Viet Nam News
LÂM ĐỒNG – Nguyễn Việt Hùng, a farmer in Lâm Hà District of the Central Highlands Lâm Đồng Province heaves a sigh with hard-to-conceal disappointment on his face when visiting his macadamia garden.
Five years ago, he bought 50 macadamia trees and planted them along with coffee plants. Now, 40 of them have died. The other ten keep growing higher but what he has been looking forward to - nuts - have barely appeared.
He plans to cut down all ten trees, which grew from bad-quality seeds, and replace them with 200 new high-quality seeds.
Trần Đức Xuân, a farmer from the same district, suffered similar losses: 70 macadamia trees in his garden have produced only about 50kg of edible nuts per year. These yield is nothing much compared to the large investment in seeds. He thus decided not to sell the nuts but to keep them for his family’s daily food or give them as presents to relatives.
Việt Nam’s farmers started planting macadamia trees about 10 years ago. Macadamia cultivation was expected to reap considerable benefits for farmers in the Central Highlands region, where conditions are best suited for the plant.
The macadamia nut has outstanding nutritional value. Experts point out that compared with other common edible seeds, such as almonds and cashews, macadamias is high in fat and low in protein. It also has the highest amount of mono-unsaturated fats among any known seed and can also be made into cooking oil and powder-like chocolate, or used in beauty-care products.

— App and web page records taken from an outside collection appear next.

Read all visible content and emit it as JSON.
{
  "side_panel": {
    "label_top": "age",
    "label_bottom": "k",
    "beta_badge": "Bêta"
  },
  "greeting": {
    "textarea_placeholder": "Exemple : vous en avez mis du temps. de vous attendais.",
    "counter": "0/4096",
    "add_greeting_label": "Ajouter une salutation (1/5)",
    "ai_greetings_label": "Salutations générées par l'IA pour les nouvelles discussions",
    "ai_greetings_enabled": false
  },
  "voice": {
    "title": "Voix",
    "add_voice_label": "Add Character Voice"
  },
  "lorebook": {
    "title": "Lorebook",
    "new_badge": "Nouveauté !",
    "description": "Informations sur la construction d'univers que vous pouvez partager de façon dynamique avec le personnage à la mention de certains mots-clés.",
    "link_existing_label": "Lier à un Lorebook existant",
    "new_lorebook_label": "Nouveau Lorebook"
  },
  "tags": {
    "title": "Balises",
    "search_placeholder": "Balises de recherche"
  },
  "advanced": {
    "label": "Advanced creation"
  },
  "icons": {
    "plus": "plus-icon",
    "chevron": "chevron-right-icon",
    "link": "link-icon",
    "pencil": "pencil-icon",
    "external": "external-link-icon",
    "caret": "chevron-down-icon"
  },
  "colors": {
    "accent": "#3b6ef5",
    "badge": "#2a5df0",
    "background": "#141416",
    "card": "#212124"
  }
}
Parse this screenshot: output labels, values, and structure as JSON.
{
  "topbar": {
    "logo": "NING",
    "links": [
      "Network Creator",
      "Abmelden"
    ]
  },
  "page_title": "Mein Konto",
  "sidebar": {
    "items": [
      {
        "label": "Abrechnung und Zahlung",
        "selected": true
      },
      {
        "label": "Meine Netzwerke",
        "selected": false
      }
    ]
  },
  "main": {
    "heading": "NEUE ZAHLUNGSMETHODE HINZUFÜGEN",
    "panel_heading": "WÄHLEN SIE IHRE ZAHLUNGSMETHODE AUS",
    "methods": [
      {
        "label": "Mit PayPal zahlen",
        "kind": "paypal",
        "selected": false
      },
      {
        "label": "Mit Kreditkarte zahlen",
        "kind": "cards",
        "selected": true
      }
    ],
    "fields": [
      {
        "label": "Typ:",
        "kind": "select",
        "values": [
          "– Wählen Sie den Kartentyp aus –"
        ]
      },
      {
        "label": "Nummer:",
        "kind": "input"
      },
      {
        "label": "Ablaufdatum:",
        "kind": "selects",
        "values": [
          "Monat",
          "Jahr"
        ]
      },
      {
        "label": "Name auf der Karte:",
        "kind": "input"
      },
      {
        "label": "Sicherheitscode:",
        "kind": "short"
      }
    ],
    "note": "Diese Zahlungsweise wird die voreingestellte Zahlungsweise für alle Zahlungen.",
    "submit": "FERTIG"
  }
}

Hùng, Xuân and many other farmers in Central Highlands provinces expected the so-called “queen of nuts” would yield major profits and change their lives. The results from promising trees, however, were a disappointment.
Bad quality seeds
Many Central Highlands farmers, seeking cheap seeds, bought trees of unknown origin on the local market or from individuals for only VNĐ25,000 ($1.1) per tree. compared to high-quality seeds which went for VND70,000-80,000 ($2.1-3.5).
But even the high-quality trees were not planted on suitable soil, said Huỳnh Ngọc Huy, who founded Viet Nam Association of Macadamia.
According to Trần Vinh, deputy head of the Central Highlands Agriculture and Forestry Science Institute, macadamia is not suitable for all Central Highlands soil. It is a tropical plant requiring high humidity and proper cultivation techniques. Many farmers suffered losses because they were not aware of this information.
Experts’ study shows that only eight provinces are suitable for macadamia planting, namely Đắk Nông, Lâm Đồng, Đắk Lắk, Gia Lai, Kon Tum provinces in the Central Highlands region and the three northern provinces of Sơn La, Lai Châu, Điện Biên.
Ba Vì District in Hà Nội might also be suitable but further study is needed.
Nguyễn Trúc Bồng Sơn, director of the Agriculture Extension Centre of Lâm Đồng Province, said that although the provincial Department of Agriculture and Rural Development has warned locals about the risks of low-quality seed, local farmers ignore them.
‘I hope that they will be vigilant and not too hasty to follow the trend and then ask for compensation,” he said.
According to agricultural experts, Ministry of Agriculture and Rural Development, local agricultural departments and agencies have not paid due attention to macadamia growing and farmers took a wrong direction.
Experts warned that farmers should buy seeds from companies licensed by provincial departments of agriculture and rural development. For example, the Vinamacca company in M’Đrắk District in Đắk Lắk.
Farmers should only pay 100 per cent of the contract with the suppliers after three to four years when trees produce nuts. Prestigious companies are ready to commit quality and accept this payment method, experts said.
Meanwhile, local authorities from commune, district to province levels must take responsibility in controlling macadamia tree quality and acting as facilitators between farmers and enterprises.
Phan Xuân Dũng, chairman of the National Assembly Committee on Science, Technology and Environment, said that to make macadamia into a major growth in the Central Highlands region and help farmers lift themselves out of poverty, scientists must continue to study new seeds of high quality and areas best suited for planting them.— VNS